The history of “bad parking lots” is scandalous. But it will continue to happen unless we close the subsidy loopholes
On Monday, a Senate hearing produced even more damning evidence on the “parking rorts” case.
The Australian National Audit Office told a parliamentary committee that a list of the top 20 fringe electorates guided the distribution of a $ 389 million parking lot construction fund during the 2019 election campaign.
Members of the Sitting Coalition were invited to propose projects for funding. In some cases, funds were allocated to voters when a project had not yet been identified. An adviser to the Prime Minister’s Office was involved in the allocation of the funds – the same adviser implicated in the “sports rorts” incident.
Earlier this month, the Audit Office released a scathing report, finding that 77% of the selected commuter parking sites were in coalition electorates, rather than in areas of real need with problems with parking. congestion. None of the 47 project sites selected for funding commitment were proposed by the infrastructure department.
So why do these rorts keep happening? What mechanisms are in place to try to stop them? And what other protections do we need?
Why do rorts continue to occur?
The pig barrel involves funneling public funds to government electorates for political purposes, rather than an appropriate allocation based on merit.
In recent years we have been inundated with scandals related to pork barrels. This includes the “sports rorts” scandal that led to Bridget McKenzie’s resignation from cabinet last year, and NSW Premier Gladys Berejiklian’s biased cast of the Stronger Communities fund.
Australia has a single-member parliamentary system, which makes it more vulnerable to pig rolls than multi-member electorates like Norway or Spain. The belief is that politicians who “bring the bacon home” for their constituents are electorally rewarded for doing so.
This means that the central cabinet is encouraged to strategically distribute the benefits to marginal electorates in order to increase the chances of electoral success. There is also an incentive to skew the distribution of funds in favor of the ruling party.
In short, crime scandals continue to occur because governments believe that funneling money to marginal and government electorates will allow them to win elections.
What are the terms of accountability for grants?
At the federal level, we have sophisticated financial management legislation that provides a framework for grant rules. The Commonwealth Grant Rules provide a detailed set of guidelines for ministers and government officials to follow on grant application and selection processes.
Read more: Another day, another rorts scandal – this time with the parking lots. How can we fix the system?
However, there are significant loopholes in the rules. For example, the “bad parking” scandal is not covered by these rules because it is money that passes through the States.
In addition, there are no penalties for non-compliance with the rules. Thus, ministers and government officials can break the rules without repercussions.
Who monitors the grants?

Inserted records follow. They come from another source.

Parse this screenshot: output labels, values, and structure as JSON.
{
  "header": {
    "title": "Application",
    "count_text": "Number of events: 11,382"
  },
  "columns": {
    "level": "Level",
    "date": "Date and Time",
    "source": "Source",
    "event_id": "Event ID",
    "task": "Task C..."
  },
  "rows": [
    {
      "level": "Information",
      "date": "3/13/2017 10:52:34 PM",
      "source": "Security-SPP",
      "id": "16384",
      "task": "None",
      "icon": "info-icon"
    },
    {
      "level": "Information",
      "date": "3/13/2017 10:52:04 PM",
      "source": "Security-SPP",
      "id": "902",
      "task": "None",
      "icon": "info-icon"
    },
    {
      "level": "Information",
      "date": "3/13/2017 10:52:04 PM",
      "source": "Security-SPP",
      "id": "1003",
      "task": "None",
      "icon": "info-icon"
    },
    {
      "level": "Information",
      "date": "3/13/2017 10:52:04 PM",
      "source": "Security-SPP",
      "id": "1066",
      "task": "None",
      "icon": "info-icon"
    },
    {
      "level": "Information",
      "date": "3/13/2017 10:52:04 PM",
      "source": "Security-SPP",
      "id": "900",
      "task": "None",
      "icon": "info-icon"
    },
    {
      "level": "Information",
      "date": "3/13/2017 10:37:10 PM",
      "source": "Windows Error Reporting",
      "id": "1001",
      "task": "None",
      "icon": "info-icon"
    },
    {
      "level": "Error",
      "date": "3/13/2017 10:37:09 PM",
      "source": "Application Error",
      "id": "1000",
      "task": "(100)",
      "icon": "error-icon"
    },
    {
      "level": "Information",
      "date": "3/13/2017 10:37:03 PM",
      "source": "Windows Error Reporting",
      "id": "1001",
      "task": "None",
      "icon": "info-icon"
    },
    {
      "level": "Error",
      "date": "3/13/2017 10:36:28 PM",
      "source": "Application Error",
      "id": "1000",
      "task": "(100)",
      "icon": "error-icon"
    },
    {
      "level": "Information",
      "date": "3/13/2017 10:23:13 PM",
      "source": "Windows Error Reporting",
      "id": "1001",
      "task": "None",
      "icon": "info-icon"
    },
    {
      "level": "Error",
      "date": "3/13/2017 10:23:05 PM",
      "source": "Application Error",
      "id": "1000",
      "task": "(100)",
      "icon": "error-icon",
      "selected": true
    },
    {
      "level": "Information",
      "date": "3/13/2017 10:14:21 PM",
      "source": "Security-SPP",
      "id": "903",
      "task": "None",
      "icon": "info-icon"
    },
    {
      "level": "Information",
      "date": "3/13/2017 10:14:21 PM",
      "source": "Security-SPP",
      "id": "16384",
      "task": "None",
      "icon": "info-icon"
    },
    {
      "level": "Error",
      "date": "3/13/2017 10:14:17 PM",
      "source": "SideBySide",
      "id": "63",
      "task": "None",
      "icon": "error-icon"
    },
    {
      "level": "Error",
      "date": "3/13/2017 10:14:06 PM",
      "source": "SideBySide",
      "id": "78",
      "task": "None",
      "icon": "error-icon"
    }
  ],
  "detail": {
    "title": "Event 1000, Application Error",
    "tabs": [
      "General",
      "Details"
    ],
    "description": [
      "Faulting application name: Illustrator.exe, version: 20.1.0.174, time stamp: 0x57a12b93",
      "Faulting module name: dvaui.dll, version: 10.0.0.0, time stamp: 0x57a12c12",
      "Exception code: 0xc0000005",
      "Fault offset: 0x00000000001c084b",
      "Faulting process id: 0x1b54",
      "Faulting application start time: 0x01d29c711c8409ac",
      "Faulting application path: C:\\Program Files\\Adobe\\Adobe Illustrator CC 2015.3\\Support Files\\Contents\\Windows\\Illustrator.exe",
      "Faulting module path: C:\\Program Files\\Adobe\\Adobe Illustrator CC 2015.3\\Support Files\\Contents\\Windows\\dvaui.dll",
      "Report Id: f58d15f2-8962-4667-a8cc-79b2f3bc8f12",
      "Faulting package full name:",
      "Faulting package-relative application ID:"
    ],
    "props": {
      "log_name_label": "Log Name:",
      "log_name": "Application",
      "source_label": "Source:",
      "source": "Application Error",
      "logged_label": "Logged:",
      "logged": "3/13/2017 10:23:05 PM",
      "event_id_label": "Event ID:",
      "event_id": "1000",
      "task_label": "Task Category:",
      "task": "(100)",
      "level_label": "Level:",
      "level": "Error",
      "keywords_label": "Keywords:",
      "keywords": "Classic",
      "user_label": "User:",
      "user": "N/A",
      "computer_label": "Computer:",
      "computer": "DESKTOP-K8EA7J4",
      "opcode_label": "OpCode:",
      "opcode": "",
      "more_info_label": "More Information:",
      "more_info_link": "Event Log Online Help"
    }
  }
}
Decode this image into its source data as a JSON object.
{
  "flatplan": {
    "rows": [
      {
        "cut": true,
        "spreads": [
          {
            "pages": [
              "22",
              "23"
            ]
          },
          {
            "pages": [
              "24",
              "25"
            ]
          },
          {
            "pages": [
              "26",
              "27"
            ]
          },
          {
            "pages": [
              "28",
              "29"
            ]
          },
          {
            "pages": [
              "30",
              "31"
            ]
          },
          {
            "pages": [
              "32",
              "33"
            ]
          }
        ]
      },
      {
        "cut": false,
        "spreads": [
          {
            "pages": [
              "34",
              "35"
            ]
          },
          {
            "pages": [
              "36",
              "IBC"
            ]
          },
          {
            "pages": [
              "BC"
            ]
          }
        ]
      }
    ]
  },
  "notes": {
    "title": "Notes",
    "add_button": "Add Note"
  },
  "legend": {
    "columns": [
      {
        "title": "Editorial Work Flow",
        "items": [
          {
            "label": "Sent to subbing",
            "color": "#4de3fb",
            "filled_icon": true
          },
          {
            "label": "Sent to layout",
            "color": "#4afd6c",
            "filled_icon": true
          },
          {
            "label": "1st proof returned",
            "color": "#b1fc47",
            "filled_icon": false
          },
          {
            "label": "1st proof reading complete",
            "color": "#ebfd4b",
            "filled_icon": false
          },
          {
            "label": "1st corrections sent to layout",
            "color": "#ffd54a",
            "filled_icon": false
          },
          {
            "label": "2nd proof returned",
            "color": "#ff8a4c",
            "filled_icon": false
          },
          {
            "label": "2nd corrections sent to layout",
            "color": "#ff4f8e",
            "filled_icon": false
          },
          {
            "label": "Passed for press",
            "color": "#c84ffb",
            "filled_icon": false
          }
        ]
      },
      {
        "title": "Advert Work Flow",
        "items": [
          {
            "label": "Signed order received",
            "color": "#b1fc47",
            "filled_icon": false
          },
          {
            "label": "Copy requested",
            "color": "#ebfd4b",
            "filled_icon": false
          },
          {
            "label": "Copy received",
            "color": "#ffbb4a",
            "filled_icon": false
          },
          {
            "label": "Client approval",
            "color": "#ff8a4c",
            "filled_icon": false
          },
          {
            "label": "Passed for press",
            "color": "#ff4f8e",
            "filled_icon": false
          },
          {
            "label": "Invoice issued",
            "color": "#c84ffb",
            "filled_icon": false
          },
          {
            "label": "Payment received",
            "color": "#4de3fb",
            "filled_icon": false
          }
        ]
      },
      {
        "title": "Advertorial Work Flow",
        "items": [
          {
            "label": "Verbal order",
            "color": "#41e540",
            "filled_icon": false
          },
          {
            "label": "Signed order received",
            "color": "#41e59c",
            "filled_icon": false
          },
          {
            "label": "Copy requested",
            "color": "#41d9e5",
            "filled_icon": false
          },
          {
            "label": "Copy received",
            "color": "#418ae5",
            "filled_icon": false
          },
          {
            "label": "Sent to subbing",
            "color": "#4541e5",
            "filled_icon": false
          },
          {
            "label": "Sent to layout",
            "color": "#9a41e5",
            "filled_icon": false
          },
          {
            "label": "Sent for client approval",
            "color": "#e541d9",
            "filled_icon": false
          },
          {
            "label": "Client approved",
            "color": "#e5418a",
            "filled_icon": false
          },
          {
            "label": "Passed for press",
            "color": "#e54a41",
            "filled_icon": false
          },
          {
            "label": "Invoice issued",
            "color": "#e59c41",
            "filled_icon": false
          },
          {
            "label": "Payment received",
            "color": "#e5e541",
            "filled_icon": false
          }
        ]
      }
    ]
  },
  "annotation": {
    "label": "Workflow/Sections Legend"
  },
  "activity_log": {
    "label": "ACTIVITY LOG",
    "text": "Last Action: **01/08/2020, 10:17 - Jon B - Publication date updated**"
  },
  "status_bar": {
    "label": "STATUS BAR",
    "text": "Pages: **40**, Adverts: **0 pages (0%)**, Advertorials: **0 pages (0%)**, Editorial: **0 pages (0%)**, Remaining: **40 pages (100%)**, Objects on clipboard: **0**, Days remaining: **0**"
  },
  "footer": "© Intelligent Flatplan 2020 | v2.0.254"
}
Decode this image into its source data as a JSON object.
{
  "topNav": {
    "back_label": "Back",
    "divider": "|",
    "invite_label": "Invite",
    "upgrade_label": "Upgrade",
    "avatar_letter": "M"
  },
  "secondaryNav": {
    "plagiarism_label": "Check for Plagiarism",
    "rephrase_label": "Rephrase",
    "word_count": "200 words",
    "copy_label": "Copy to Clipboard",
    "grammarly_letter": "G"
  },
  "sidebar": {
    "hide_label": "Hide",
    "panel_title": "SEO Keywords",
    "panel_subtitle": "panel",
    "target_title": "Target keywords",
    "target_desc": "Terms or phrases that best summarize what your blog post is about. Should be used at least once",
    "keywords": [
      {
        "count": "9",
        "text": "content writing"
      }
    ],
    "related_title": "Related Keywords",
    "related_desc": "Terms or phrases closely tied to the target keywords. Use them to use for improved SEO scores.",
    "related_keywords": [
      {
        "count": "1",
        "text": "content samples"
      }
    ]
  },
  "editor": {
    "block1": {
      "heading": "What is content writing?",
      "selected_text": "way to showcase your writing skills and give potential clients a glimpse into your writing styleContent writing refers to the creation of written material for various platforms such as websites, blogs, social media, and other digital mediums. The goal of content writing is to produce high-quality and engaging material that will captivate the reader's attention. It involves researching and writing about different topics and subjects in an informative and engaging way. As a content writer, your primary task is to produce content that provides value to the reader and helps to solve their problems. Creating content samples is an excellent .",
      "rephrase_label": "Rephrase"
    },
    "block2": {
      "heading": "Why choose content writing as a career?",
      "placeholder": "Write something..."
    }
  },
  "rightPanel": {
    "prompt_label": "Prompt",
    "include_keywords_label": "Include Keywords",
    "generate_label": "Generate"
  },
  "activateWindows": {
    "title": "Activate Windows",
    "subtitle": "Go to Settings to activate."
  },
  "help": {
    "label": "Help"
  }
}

The Auditor General is the main actor investigating the federal grant administration. The Auditor General has significant enforcement powers and is independent from government. Although the Auditor General does not have the power to change government practices, the publicity of his reports can encourage government agencies to respond positively and productively.
In Australia, parliaments have an important constitutional role as oversight of government activities.
Parliamentary committees have become the main form of government oversight in recent years. They are set up to investigate specific policy issues or to assess government performance.
Parliamentary committees are normally responsible for investigating issues by taking submissions, hearing testimony and reporting their findings to parliament. They have been very effective in identifying and investigating issues related to government crimes.
What destination now?
To fix the system, we need to reform the rules for awarding grants and close the loopholes. We also need to impose penalties for breaking the rules.
Read more: The “sports rorts” case shows the need for a real federal ICAC – with teeth
It is imperative that our grant administration system be reformed to ensure that taxpayer funds are protected from government abuse. If the ministerial discretion available in grant processes is misused, it can lead to political patronage and corruption.
Ministers, as our elected representatives, are the guardians of the public trust. In a well-functioning democracy, it is important that there is probity, transparency and accountability in the use of public funds.